The CBO says that allowing the 2010 tax deal that extended Bush administration tax policies to expire as planned would be helpful in keeping government sustainable, noting “that significant increase in revenues and decrease in the relative magnitude of other spending would offset much—though not all—of the rise in spending on health care programs and Social Security.”
However, the CBO's more likely scenario assumes that the tax deal is extended, that the alternative minimum tax would continue to be restricted, and that the “doc fix,” Congress’s annual decision to ease limits on Medicare physician pay, will occur as expected. Under this scenario, debt would rise to 187 percent of the economy in 2035.

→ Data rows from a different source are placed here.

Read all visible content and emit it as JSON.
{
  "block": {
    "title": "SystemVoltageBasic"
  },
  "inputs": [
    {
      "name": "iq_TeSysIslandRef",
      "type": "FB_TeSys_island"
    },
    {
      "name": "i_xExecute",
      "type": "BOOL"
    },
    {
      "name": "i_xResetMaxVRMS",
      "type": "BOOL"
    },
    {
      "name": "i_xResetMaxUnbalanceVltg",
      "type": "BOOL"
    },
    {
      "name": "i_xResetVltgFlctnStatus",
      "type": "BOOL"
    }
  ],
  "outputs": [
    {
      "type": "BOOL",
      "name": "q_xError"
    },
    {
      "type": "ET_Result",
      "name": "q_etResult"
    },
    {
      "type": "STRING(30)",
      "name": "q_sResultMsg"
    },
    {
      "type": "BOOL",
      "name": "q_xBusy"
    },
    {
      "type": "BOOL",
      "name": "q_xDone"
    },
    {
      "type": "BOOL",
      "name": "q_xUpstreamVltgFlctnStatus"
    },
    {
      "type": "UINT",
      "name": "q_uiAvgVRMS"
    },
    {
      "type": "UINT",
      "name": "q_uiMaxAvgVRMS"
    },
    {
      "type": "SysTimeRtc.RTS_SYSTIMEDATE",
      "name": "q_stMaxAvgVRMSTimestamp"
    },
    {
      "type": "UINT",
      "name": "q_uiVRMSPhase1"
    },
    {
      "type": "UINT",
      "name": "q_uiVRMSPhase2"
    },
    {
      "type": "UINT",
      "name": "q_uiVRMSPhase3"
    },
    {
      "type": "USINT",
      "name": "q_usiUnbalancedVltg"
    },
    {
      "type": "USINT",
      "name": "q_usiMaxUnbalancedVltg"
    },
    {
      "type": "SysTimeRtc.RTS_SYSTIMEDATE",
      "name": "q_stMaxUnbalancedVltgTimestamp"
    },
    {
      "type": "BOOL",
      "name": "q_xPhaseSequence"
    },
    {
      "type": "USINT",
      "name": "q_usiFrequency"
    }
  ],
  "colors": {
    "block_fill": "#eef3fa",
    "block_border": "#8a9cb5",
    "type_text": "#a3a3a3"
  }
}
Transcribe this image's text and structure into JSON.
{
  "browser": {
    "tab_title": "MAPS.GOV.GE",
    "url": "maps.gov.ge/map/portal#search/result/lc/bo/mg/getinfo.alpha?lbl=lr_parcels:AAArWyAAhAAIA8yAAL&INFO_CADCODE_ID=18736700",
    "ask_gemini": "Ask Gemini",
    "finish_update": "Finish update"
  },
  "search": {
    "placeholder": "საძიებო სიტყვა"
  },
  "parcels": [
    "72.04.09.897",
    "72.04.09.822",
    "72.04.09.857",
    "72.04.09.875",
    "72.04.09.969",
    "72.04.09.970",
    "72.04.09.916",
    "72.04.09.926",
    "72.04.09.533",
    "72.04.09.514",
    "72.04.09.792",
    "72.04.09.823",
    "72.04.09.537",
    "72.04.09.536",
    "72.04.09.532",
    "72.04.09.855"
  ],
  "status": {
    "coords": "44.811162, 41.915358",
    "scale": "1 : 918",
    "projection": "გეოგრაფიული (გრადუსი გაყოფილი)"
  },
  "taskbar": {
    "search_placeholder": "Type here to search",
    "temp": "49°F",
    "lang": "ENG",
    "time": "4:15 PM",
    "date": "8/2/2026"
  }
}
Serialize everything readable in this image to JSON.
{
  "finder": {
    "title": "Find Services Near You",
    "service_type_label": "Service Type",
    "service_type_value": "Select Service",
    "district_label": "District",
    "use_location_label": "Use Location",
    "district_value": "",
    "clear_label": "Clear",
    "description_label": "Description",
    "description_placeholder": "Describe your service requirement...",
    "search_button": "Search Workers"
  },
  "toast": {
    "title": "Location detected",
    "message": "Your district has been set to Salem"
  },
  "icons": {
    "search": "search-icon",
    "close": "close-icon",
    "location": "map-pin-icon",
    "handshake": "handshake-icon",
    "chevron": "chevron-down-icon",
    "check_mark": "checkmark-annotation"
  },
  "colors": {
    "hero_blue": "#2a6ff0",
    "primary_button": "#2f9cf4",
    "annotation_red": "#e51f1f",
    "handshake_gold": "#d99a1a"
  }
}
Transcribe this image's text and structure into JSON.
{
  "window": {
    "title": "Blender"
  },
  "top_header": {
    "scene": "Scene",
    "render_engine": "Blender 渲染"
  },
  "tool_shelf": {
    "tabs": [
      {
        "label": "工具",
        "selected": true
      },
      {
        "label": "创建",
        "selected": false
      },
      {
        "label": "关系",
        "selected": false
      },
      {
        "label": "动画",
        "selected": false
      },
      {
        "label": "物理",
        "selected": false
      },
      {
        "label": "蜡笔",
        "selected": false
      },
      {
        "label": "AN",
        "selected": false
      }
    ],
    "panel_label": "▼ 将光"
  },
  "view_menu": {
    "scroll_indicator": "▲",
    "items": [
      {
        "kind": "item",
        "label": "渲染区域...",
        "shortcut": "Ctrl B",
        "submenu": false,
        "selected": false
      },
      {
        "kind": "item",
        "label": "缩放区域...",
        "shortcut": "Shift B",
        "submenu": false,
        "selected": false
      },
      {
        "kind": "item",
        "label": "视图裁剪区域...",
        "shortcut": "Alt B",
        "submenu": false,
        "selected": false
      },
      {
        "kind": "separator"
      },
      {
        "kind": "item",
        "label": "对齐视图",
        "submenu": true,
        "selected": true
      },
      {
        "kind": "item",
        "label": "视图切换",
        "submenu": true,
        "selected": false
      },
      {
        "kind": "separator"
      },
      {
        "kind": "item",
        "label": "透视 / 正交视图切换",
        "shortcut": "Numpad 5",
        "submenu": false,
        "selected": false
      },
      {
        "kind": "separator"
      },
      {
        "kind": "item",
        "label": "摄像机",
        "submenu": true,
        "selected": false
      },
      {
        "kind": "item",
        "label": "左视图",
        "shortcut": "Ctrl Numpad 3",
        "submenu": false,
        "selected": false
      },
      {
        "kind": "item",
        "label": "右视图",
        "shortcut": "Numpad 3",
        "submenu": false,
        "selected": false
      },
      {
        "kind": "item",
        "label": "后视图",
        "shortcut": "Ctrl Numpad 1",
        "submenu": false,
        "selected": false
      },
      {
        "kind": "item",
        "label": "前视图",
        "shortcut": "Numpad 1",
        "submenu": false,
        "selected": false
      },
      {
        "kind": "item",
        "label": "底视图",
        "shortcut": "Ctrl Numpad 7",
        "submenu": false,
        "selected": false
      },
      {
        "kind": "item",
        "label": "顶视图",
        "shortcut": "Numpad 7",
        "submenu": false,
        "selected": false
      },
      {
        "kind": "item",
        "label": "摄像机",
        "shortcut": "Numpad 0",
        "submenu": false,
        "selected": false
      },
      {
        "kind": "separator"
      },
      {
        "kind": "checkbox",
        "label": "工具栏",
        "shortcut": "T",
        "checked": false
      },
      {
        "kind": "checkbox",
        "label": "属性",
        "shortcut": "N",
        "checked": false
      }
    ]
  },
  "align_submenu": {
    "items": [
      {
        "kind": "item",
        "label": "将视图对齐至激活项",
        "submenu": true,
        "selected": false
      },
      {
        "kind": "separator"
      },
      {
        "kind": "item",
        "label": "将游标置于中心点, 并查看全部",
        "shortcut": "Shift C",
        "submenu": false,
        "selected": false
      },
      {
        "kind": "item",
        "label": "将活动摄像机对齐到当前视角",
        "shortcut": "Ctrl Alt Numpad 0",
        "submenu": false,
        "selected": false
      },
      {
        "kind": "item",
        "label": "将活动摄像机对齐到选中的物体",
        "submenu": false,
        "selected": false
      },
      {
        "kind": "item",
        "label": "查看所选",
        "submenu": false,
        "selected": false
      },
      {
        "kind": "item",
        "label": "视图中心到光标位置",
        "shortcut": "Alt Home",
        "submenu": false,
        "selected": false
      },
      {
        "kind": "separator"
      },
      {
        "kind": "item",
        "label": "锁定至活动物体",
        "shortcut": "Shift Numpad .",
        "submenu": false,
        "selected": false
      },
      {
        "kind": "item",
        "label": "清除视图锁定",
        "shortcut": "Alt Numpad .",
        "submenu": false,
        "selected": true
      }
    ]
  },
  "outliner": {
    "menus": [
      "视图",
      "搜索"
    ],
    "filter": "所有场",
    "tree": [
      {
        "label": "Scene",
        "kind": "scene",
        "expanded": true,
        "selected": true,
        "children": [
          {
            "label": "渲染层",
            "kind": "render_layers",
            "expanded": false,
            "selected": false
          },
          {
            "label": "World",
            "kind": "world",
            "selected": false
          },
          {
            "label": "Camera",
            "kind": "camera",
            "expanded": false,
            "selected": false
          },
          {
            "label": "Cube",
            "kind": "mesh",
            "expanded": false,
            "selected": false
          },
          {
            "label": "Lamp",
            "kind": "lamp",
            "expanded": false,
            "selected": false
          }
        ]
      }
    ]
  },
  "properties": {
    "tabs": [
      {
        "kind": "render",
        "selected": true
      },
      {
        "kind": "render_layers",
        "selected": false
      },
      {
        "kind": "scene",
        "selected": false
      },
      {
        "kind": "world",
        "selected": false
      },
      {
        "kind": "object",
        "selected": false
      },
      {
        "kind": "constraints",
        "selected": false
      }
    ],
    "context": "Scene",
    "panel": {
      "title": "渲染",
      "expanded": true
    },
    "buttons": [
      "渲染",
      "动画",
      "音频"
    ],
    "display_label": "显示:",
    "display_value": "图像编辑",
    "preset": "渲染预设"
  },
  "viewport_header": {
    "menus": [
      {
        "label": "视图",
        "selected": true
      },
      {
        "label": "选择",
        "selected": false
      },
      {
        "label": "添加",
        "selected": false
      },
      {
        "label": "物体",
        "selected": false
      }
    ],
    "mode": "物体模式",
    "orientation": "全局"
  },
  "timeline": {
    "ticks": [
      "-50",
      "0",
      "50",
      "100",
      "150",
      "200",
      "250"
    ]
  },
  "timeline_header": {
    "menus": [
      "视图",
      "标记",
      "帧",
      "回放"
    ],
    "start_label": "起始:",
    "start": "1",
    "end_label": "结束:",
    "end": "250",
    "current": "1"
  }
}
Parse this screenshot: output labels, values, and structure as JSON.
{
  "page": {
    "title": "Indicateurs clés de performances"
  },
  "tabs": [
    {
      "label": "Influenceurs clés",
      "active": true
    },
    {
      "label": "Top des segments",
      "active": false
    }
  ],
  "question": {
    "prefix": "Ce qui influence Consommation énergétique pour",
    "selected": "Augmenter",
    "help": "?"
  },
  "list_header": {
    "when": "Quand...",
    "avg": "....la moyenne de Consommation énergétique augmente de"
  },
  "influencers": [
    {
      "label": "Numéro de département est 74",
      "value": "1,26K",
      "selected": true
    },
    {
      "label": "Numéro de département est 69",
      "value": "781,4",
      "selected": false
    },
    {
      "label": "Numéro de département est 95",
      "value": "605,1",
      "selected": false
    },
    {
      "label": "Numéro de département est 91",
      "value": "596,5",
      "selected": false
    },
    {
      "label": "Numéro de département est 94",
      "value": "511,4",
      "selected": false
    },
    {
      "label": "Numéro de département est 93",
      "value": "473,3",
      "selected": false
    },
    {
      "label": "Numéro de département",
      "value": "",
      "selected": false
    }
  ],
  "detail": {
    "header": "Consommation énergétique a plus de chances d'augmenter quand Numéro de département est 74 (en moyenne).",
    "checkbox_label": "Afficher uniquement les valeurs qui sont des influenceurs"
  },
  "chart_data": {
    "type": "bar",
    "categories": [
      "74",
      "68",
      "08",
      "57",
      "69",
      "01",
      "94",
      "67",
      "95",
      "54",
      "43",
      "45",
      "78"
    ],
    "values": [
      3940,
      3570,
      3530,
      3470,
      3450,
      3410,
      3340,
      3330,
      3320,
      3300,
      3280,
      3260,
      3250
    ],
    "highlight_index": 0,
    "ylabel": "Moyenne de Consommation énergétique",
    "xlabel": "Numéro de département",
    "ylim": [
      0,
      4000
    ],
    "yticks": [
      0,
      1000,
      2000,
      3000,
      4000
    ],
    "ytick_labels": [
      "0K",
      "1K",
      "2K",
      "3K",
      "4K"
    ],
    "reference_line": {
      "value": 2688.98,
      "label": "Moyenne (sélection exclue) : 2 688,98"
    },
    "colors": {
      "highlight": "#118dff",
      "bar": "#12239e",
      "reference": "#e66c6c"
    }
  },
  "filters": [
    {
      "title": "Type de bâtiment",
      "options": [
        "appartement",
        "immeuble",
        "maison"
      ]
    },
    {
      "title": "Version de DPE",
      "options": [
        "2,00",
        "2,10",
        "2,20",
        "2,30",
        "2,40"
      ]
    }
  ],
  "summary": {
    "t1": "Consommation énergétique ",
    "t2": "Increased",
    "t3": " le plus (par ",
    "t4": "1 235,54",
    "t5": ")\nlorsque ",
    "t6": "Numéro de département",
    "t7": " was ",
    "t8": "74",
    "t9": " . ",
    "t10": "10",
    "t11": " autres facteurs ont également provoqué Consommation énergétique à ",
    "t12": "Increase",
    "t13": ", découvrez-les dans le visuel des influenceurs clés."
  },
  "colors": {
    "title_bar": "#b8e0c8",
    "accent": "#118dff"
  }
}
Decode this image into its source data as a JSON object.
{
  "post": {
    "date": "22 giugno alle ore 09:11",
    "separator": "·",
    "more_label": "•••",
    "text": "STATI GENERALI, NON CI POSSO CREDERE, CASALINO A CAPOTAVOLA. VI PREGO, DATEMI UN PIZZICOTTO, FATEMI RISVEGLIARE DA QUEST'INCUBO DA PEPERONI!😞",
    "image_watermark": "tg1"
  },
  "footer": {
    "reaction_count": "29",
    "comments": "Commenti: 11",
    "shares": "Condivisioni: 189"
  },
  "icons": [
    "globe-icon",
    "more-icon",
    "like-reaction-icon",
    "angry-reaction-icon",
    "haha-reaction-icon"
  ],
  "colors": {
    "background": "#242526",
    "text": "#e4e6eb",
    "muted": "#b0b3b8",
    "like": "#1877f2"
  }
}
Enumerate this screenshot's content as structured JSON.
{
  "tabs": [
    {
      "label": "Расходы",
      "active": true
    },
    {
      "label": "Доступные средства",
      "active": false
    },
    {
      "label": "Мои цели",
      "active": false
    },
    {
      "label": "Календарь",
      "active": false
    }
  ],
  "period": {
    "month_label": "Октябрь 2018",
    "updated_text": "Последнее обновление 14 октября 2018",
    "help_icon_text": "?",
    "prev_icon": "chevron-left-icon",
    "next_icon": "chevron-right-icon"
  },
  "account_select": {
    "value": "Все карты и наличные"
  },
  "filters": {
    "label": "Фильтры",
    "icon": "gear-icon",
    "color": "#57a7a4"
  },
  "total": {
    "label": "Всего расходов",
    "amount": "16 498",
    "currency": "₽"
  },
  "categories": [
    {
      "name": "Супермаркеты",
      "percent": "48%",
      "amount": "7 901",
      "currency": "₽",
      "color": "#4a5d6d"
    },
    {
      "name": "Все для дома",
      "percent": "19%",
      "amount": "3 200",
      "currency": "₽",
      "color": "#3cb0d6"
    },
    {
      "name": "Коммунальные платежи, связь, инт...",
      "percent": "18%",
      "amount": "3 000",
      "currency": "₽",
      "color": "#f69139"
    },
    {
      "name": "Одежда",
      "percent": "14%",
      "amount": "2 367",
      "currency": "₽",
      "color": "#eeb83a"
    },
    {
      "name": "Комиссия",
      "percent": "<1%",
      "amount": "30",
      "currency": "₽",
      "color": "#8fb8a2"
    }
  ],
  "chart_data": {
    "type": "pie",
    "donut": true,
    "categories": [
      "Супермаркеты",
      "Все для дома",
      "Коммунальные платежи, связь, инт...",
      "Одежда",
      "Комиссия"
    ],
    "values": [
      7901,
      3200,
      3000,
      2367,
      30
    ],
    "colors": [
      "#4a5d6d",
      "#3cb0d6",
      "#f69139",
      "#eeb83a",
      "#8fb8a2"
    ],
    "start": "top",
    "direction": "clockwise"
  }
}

While CBO does not provide policy recommendations, it urged policymakers to take significant action to reduce the deficit and debt by reducing spending, increasing taxes, or some combination of the two. While those changes will slow economic recovery, the agency warns, the sooner they are made, the more gradual they can be, easing the transition into new policies but likely requiring sacrifices from older Americans.
“CBO’s new long-term budget outlook again highlights the urgency of reaching agreement on a bipartisan and comprehensive long-term deficit and debt reduction plan,” Senate Budget Chairman Kent Conrad, D-N.D., said in a statement. “We must address the projected explosion in federal debt. If we fail to act, it will have devastating consequences for our economy and for the future well-being of the American people.”
On Thursday, CBO Director Doug Elmendorf will testify at a House Budget Committee hearing on the long-term outlook.